How we plan to tackle ‘Japa’ Syndrome in health sector – Ondo gov’t
The Ondo government has said that plans were already on to address the ‘Japa’ Syndrome that has adversely affected the health sector in the state.
It said there was an acute shortage of health workers within the health system in the state.
Prof.
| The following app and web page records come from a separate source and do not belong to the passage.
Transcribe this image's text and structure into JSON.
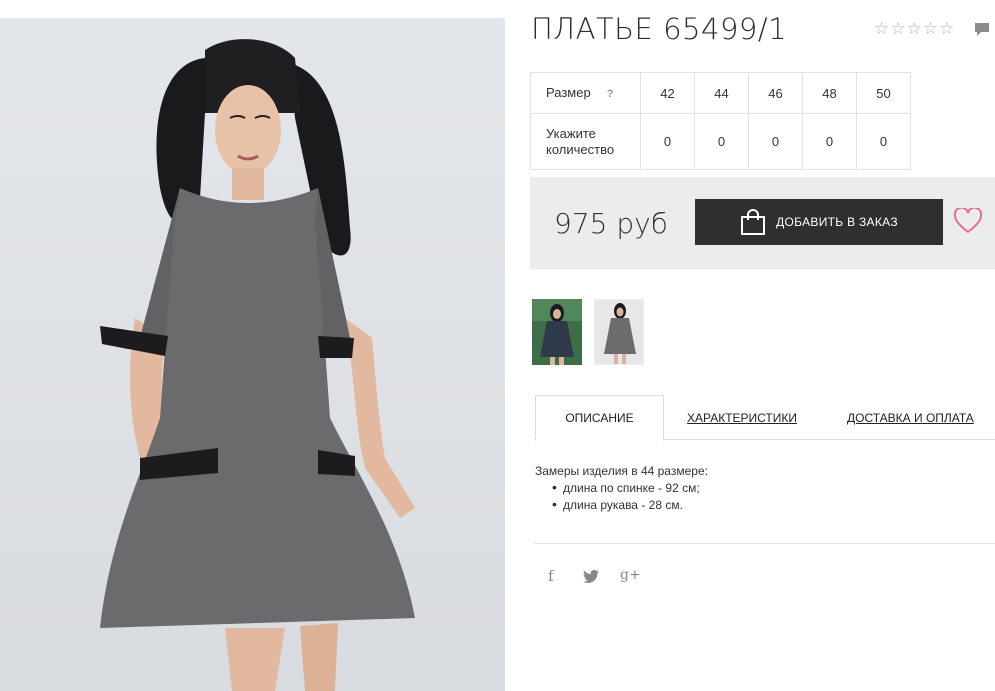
{
  "product": {
    "title": "ПЛАТЬЕ 65499/1",
    "rating": {
      "max": 5,
      "value": 0
    },
    "price": "975 руб"
  },
  "size_table": {
    "size_label": "Размер",
    "help": "?",
    "qty_label": "Укажите количество",
    "sizes": [
      "42",
      "44",
      "46",
      "48",
      "50"
    ],
    "quantities": [
      "0",
      "0",
      "0",
      "0",
      "0"
    ]
  },
  "actions": {
    "add_to_order": "ДОБАВИТЬ В ЗАКАЗ"
  },
  "tabs": [
    {
      "label": "ОПИСАНИЕ"
    },
    {
      "label": "ХАРАКТЕРИСТИКИ"
    },
    {
      "label": "ДОСТАВКА И ОПЛАТА"
    }
  ],
  "description": {
    "intro": "Замеры изделия в 44 размере:",
    "items": [
      "длина по спинке - 92 см;",
      "длина рукава - 28 см."
    ]
  },
  "social": {
    "facebook": "f",
    "twitter": "t",
    "google": "g+"
  },
  "colors": {
    "button": "#2f2f2f",
    "heart": "#e46f86",
    "price_box": "#ececec",
    "dress": "#6b6b6d"
  }
}
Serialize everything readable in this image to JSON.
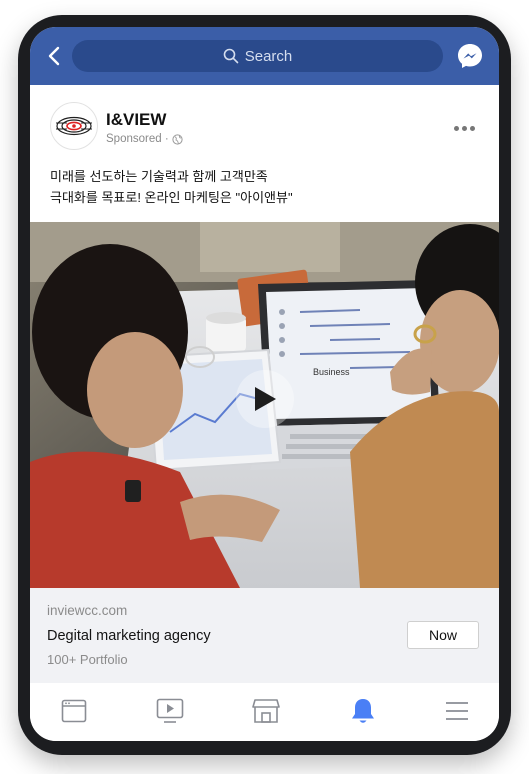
{
  "topbar": {
    "search_placeholder": "Search",
    "accent_color": "#3b5ea8",
    "icons": [
      "back-arrow-icon",
      "search-icon",
      "messenger-icon"
    ]
  },
  "post": {
    "page_name": "I&VIEW",
    "sponsored_label": "Sponsored ·",
    "sponsored_icon": "globe-icon",
    "caption_lines": [
      "미래를 선도하는 기술력과 함께 고객만족",
      "극대화를 목표로! 온라인 마케팅은 \"아이앤뷰\""
    ],
    "media": {
      "type": "video",
      "laptop_screen_text": "Business",
      "play_icon": "play-icon"
    }
  },
  "link_preview": {
    "domain": "inviewcc.com",
    "headline": "Degital marketing agency",
    "subline": "100+ Portfolio",
    "cta_label": "Now"
  },
  "bottom_nav": {
    "active_color": "#4a7ff5",
    "items": [
      {
        "name": "news-feed-icon",
        "active": false
      },
      {
        "name": "watch-video-icon",
        "active": false
      },
      {
        "name": "marketplace-icon",
        "active": false
      },
      {
        "name": "notifications-bell-icon",
        "active": true
      },
      {
        "name": "menu-icon",
        "active": false
      }
    ]
  }
}
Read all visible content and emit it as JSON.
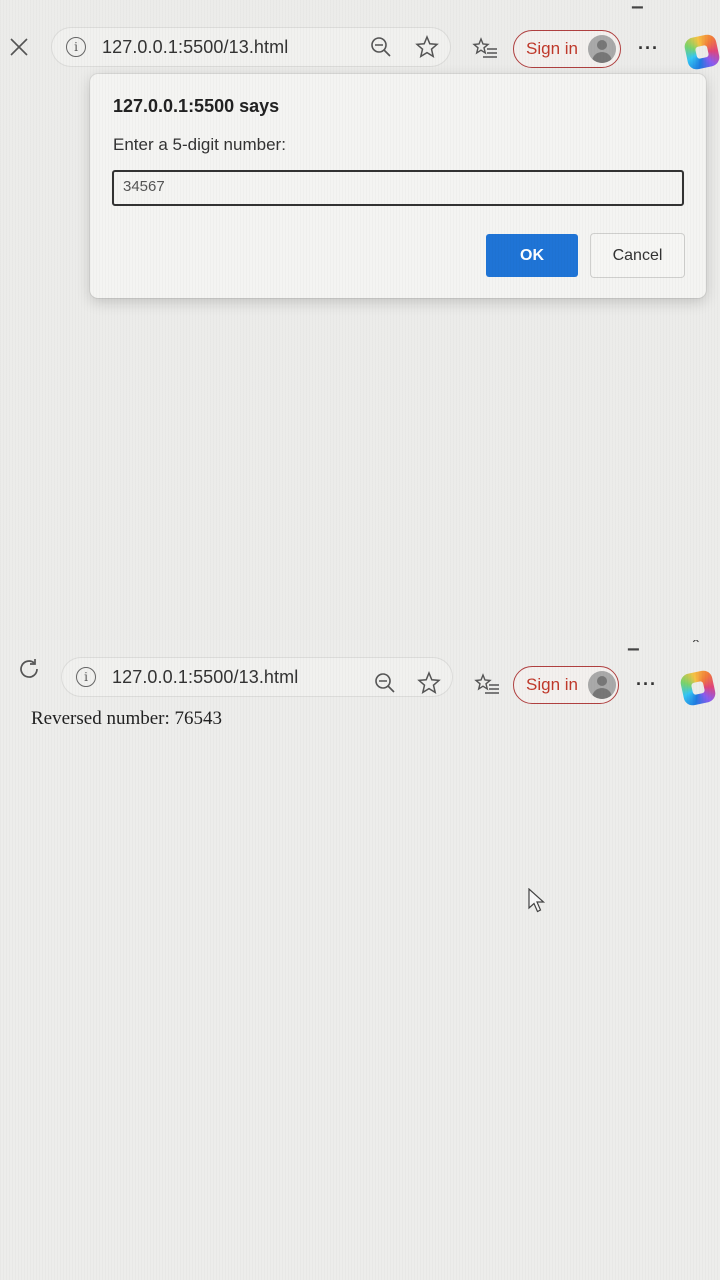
{
  "top": {
    "browser": {
      "url": "127.0.0.1:5500/13.html",
      "signin_label": "Sign in",
      "more_label": "···"
    },
    "dialog": {
      "title": "127.0.0.1:5500 says",
      "message": "Enter a 5-digit number:",
      "input_value": "34567",
      "ok_label": "OK",
      "cancel_label": "Cancel"
    }
  },
  "bottom": {
    "browser": {
      "url": "127.0.0.1:5500/13.html",
      "signin_label": "Sign in",
      "more_label": "···"
    },
    "output_text": "Reversed number: 76543"
  },
  "icons": [
    "close-icon",
    "reload-icon",
    "site-info-icon",
    "zoom-icon",
    "favorite-star-icon",
    "favorites-list-icon",
    "profile-avatar-icon",
    "more-options-icon",
    "copilot-icon",
    "mouse-cursor-icon"
  ],
  "colors": {
    "primary_button": "#1f74d6",
    "signin_border": "#b04040",
    "signin_text": "#c0392b"
  }
}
Francis Faduyile, Special Adviser to the governor on Health, made the disclosure in an interview with the News Agency of Nigeria (NAN) on Sunday in Akure.
Faduyile said the migration of health workers from the country was caused by factors beyond the control of the government at all levels.
The special adviser observed that this was not the first time ‘japa’ (emigration) syndrome is happening in the country, noting that the country had a similar experience from 1985 to 1990.
He, however, blamed it on some factors including devaluation of the Naira and the COVID-19 pandemic, which exposed the weakness and strength of the health sector of countries all over the world.
Faduyile said the state government was planning to “bring back some retirees through a special arrangement that would make up the shortfalls until the system equilibrates.
“If you are looking for fresh people, they will tell you that they just wanted to have a place to work for four to five months before they perfect their papers, it is that serious.
“But the state government is looking into it and see what we can do to replace them, but we want to formalise it so that as they are going, we are getting new people in replacement.
“We want to also see that those who are within the hospital can spare their time to visit other hospitals; so that one person can replicate himself in two or three centres.
“We equally want to look at some of our contiguous big hospitals around Owo and the Obafemi Awolowo University Teaching Hospital, Ile-Ife, Osun and get some of their personnel to complement what we have on the ground.
“Also, some have retired; some have relocated back from wherever they were and are older than the age of fresh employment, we want to open up contract appointments so that they can join us.
“Again we are looking at the possibility of some of our retirees coming back on a special arrangement so that we can still use them until we will be able to equilibrate again and move at a normal level.
“This is not peculiar to doctors alone, it affects the pharmacists, nurses, and health assistants,” he said.